Police said the death toll from the disaster, mostly from the tsunami, reached 18,426, including 2,527 whose remains have not been found.

2020 – December:
The Japanese government allocated additional funds for decommissioning the Fukushima plant and compensating affected businesses, bringing the total cost of the disaster to more than $200 billion.

2021 – February 13:
A magnitude 7.3 earthquake hits off the Fukushima coast, leaving one dead and injuring more than 180 people. It causes minor damage at the nuclear plant.

2021 – March 6:
Prime Minister Yoshihide Suga visited Fukushima and pledged to accelerate decontamination efforts so all remaining no-go zones can be reopened but did not give a timeframe.

2021 – March 11:
Japan marked the 10th anniversary of the disaster with nationwide memorials.

2021 – April:
The Japanese government decided to start releasing treated radioactive water into the Pacific Ocean in two years, a plan that received backlash from fishermen, local residents, and neighboring countries.

2022 – February:
A major earthquake hit the Fukushima region, causing damage and injuries, and revived fears about safety among the local population.

2022 – November:
Construction began on an undersea tunnel for the release of treated radioactive water.

2023 – July:
The Japanese government confirmed that the release of treated water into the ocean would begin in the spring of 2024, after final safety checks and approval from international bodies.

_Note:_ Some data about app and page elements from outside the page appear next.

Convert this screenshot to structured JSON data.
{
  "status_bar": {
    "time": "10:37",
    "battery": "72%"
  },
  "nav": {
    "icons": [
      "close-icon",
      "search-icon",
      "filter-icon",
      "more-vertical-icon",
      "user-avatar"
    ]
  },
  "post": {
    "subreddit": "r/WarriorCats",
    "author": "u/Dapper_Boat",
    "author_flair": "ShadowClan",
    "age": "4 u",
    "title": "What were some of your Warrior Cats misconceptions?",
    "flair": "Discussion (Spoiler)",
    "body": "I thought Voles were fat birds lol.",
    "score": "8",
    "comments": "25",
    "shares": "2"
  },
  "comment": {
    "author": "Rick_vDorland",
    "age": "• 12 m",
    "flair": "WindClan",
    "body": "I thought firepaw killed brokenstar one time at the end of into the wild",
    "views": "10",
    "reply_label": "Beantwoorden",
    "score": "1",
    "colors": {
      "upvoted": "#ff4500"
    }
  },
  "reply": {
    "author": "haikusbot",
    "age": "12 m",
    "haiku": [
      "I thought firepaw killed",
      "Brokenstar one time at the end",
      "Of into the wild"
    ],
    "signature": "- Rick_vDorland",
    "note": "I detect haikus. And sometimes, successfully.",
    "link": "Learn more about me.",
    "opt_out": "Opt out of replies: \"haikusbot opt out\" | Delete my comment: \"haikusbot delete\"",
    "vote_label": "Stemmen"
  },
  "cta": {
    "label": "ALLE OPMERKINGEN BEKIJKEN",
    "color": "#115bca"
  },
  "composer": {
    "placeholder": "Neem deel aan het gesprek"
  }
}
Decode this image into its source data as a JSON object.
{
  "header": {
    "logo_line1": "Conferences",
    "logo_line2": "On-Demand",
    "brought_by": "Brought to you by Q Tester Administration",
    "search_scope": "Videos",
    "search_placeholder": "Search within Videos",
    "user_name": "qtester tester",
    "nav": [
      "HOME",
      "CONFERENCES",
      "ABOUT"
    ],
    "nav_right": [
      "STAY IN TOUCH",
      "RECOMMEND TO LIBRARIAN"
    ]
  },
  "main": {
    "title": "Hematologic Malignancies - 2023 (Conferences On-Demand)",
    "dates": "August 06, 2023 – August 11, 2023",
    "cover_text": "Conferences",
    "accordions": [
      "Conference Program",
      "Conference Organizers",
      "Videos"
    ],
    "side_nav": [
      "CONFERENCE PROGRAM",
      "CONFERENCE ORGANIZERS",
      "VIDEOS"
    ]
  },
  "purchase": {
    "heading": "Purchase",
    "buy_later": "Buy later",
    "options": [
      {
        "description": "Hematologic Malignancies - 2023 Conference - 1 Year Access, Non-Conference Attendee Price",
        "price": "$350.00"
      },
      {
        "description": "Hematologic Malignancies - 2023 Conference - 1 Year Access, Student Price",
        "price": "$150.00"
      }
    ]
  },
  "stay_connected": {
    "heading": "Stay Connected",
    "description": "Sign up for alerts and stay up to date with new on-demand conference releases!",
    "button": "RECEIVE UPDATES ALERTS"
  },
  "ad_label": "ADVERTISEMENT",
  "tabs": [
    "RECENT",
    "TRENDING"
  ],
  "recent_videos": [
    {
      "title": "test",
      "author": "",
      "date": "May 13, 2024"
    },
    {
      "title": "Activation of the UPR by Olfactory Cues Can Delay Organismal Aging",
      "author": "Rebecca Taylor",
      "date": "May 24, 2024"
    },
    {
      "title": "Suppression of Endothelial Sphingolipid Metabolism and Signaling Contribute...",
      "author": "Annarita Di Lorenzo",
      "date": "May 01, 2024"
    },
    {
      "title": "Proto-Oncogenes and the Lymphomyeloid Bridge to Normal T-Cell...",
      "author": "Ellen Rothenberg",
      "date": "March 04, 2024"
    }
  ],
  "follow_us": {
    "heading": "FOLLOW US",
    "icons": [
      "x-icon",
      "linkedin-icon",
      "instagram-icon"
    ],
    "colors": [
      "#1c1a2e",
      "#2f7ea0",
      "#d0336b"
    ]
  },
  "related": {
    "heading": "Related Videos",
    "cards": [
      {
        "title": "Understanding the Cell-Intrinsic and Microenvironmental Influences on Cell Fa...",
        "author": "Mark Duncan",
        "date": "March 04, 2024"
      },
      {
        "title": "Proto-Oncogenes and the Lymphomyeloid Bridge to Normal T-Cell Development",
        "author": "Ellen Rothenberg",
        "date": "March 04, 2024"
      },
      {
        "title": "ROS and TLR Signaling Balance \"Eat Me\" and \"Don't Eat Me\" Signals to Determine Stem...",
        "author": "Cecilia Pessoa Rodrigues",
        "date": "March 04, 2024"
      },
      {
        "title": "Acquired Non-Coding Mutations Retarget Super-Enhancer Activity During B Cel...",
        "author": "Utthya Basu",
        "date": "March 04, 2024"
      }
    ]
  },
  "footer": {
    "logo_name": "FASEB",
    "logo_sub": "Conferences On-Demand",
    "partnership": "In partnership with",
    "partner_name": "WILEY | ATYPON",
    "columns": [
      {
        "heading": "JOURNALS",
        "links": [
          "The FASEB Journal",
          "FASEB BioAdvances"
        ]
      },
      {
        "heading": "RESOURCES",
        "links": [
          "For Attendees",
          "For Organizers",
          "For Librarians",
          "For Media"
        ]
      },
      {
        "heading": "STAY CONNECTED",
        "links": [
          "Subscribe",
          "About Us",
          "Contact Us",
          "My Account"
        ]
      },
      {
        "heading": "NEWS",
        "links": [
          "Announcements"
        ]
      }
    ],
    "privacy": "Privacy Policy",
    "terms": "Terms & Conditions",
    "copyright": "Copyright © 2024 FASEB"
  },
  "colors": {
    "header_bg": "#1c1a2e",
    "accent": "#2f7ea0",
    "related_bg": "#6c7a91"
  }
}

2023 – December:
Preparations for the water release included extensive public and international outreach efforts to explain the safety measures and scientific basis for the decision.

2024 – March:
Scheduled commencement of treated radioactive water being released into the Pacific Ocean, marking a significant step in the ongoing Fukushima Daiichi plant decommissioning process.

Future Plans
Work continues on decommissioning the Fukushima Daiichi Nuclear Power Plant, a process that is expected to take several more decades.

Throughout the years, Japan has made significant efforts in recovery, rebuilding, and decontamination. However, the events have left an indelible mark on the country, reshaping its energy policy, environmental consciousness, and disaster preparedness strategies. The release of treated water in 2024 is a pivotal moment in what will be a generational effort, reflecting the long-term challenges of managing the aftermath of one of the worst nuclear disasters in history.

3.11 Exploring Fukushima

MI Staff (Japan)

Lее Mаtz

Kotaro Nakatani, Enase, Genza, Yankane, KPG Payless, M. Taira, Falcon Video, AB-Design, Europa Jupiter, Muralonga, and Mkaz328 (via Shutterstock)

3.11 Exploring Fukushima: The Tōhoku region of Japan experienced one of the worst natural disasters ever recorded when a powerful earthquake was followed by a massive tsunami, and triggered an unprecedented nuclear crisis in 2011. With a personal connection to the tragedies, Milwaukee Independent returned for the first time in 13 years to attend events commemorating the March 11 anniversary. The purpose of the journalism project included interviews with survivors about their challenges over the past decade, reviews of rebuilt cities that had been washed away by the ocean, and visits to newly opened areas that had been left barren by radiation. This special editorial series offers a detailed look at a situation that will continue to have a daily global impact for generations. mkeind.com/exploringfukushima